- [Your goal]:
Could you return every line of the material that contains the word "JSON"?
----- Raw data -----
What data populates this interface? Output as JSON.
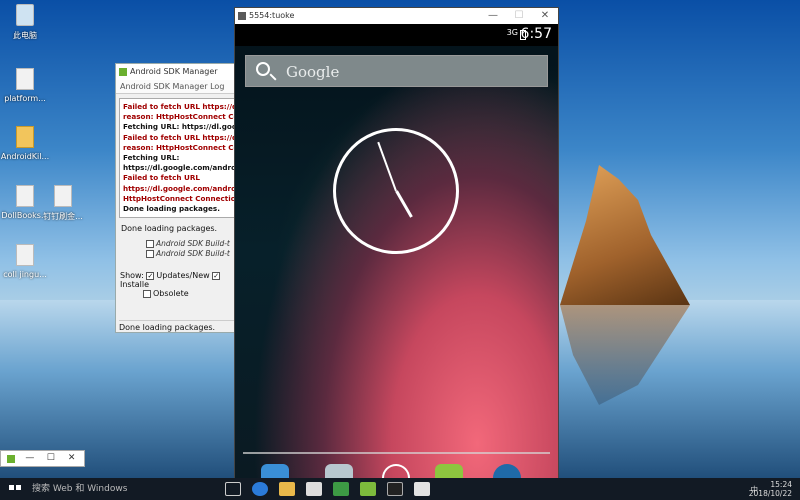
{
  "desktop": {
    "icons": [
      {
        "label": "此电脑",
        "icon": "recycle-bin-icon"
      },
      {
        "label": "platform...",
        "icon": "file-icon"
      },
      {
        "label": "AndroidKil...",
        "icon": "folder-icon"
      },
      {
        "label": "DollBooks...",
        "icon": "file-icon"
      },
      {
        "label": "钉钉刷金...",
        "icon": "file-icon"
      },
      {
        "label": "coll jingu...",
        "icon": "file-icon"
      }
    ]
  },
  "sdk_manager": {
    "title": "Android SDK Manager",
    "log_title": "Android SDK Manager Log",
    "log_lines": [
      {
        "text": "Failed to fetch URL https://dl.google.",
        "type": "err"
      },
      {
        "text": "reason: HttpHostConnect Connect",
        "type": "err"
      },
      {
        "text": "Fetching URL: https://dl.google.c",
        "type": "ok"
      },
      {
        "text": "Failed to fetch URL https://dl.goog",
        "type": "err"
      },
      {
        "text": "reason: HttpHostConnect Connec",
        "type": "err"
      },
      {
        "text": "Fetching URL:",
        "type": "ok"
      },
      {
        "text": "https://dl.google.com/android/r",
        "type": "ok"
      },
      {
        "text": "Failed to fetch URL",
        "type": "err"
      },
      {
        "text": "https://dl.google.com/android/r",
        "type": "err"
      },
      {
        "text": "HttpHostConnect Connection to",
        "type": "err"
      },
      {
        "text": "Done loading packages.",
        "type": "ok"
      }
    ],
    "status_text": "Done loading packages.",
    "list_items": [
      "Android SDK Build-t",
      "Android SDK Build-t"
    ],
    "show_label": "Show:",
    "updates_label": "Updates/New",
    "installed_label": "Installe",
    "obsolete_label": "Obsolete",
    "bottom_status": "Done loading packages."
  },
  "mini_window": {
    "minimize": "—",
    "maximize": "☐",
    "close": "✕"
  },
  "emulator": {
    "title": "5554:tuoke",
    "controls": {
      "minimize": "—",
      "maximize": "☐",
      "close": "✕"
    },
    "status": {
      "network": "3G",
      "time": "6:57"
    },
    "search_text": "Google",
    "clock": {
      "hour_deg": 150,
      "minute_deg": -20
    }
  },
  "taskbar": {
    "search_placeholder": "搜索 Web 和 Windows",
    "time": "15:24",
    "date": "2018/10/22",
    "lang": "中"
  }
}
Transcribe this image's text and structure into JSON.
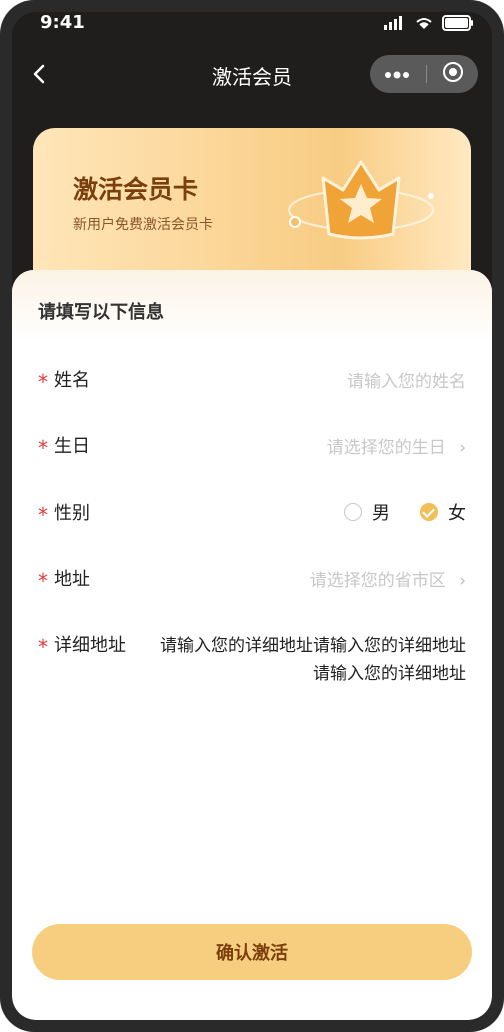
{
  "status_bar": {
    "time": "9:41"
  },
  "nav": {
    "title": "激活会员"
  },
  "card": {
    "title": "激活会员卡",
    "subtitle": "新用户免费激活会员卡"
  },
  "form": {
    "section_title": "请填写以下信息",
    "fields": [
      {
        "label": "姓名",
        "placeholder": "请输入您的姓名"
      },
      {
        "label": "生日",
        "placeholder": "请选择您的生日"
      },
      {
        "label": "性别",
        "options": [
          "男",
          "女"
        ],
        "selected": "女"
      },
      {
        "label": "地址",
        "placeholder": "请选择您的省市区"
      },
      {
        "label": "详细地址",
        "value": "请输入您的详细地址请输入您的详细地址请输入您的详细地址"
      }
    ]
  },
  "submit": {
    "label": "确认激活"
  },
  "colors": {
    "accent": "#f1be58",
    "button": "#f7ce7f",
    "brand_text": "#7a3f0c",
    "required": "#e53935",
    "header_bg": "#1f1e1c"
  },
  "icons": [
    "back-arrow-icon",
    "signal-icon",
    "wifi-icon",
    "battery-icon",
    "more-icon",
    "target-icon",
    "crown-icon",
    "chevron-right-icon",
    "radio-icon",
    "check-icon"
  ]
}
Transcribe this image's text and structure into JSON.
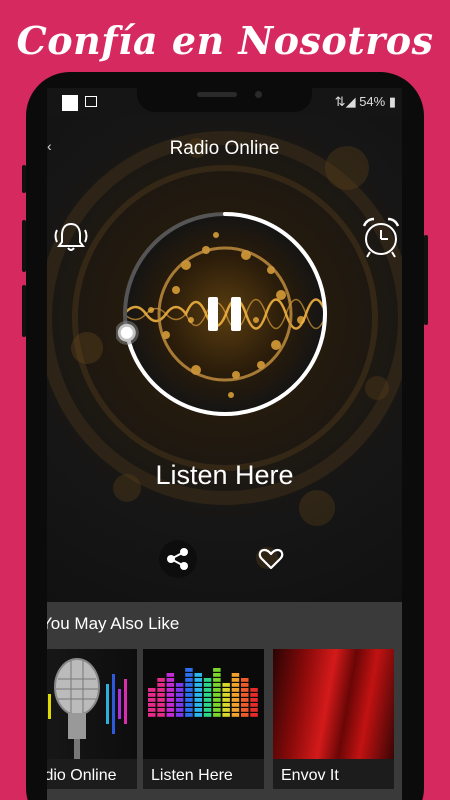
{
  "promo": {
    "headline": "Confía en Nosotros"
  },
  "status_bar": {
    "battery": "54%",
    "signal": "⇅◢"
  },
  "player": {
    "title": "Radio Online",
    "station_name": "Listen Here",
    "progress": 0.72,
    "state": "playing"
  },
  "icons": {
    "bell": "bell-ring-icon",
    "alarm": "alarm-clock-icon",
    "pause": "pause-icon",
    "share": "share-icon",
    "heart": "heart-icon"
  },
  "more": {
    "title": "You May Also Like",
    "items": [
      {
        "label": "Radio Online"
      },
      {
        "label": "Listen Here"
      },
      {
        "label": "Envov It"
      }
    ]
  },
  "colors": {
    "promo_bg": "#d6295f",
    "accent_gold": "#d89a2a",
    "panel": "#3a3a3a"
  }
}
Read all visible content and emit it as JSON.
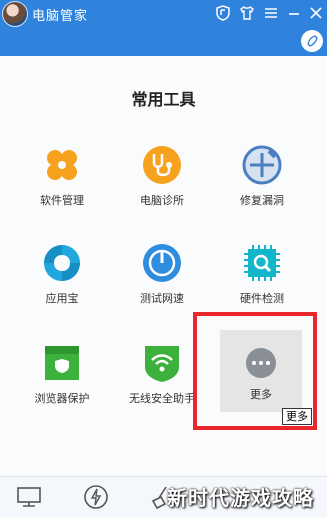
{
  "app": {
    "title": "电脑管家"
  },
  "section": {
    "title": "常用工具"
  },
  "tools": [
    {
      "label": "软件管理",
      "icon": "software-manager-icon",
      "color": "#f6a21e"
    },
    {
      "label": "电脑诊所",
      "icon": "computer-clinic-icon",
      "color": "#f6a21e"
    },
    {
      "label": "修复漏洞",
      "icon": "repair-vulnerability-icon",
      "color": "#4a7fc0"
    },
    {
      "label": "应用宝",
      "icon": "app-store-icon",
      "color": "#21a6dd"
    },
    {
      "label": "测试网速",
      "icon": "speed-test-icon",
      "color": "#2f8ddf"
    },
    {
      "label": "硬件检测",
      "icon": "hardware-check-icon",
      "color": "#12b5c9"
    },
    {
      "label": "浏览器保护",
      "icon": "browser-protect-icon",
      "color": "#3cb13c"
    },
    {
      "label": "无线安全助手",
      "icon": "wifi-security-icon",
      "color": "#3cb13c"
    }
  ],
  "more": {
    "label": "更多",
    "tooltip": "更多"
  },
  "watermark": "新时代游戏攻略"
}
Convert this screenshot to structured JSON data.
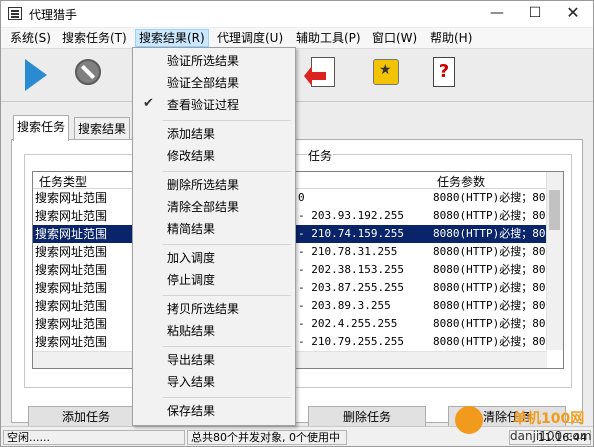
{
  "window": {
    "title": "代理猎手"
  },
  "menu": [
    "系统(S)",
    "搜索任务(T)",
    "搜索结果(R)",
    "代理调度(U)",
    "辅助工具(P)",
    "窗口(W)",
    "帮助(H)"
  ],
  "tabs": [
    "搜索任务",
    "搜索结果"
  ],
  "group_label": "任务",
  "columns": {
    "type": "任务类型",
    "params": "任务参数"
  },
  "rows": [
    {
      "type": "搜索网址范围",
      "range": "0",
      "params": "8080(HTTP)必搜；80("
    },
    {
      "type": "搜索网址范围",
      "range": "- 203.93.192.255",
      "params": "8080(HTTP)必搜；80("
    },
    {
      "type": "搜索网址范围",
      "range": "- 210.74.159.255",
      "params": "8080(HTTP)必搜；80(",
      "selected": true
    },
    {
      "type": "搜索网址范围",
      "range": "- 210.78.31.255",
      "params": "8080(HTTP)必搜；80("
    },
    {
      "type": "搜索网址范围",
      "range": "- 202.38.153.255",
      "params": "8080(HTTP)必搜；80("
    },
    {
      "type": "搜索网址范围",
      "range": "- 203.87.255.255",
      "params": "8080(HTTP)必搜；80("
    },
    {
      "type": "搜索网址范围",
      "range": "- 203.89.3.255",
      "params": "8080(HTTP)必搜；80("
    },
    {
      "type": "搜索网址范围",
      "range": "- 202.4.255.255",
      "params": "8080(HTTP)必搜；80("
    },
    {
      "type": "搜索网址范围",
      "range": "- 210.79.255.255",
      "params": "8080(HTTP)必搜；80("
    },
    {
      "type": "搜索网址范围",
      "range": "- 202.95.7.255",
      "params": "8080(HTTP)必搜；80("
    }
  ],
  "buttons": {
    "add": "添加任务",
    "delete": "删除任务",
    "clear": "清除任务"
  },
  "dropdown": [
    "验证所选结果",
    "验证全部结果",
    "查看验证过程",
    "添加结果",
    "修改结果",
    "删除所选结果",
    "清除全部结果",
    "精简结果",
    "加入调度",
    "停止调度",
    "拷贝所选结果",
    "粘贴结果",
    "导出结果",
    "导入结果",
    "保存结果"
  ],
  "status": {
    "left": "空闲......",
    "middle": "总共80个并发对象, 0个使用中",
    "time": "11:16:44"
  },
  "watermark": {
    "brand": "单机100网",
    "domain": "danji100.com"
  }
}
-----
- [Solution]:
What data populates this interface? Output as JSON.
Transcribe this image's text and structure into JSON.
Transcribe this image's text and structure into JSON.
Read all visible content and emit it as JSON.
Convert this screenshot to structured JSON data.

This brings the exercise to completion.